Three years after they awoke to discover they'd been dubbed (by Alan McGee) the most important Scottish band of all time and two years after they squeezed out a debut that threatened to live up to that hype, it's Difficult Second Album time for Glasvegas; that one-shot moment when the past is forgotten, and they have to prove what else they can do.
Well, for starters, they can open things with an overture, the kind of Big Noise designed to shake stadiums for the next few years. "Pain Pain Never Again" is as lyrically lachrymose as it ought to be with a title like that; James Allen's vocals are deliciously strangled, and if there's any sense of Business As Usual, it's that Euphoric Heartbreak still finds the band sounding like the mutant offspring of the Killers and U2, if Stone Roses donated the sperm.
Sufficiently symphonic that you have to play it loud and impassioned enough to make you wish for a broken heart, Glasvegas are no longer punching above their own weight. What they are doing is carving a unique path through universe-size sonics that could have been grotesquely bombastic if the songs underneath it weren't so good.
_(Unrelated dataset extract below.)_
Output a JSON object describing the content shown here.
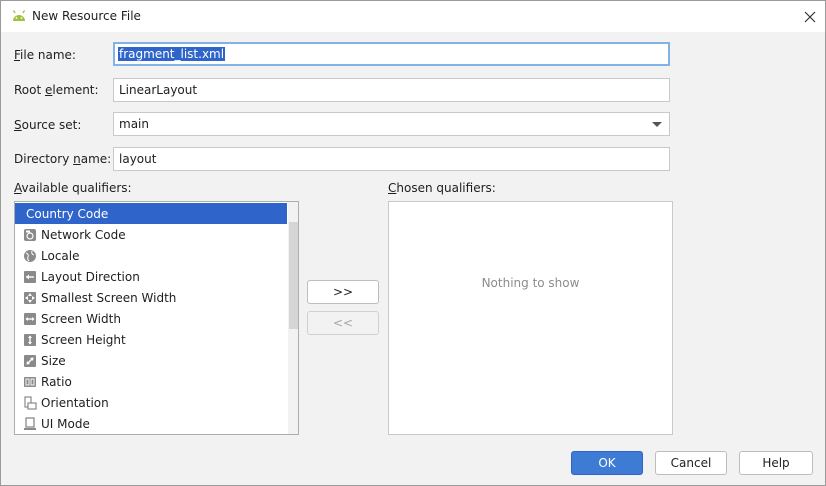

And that is good enough. Turns out, the second album wasn't so difficult, after all.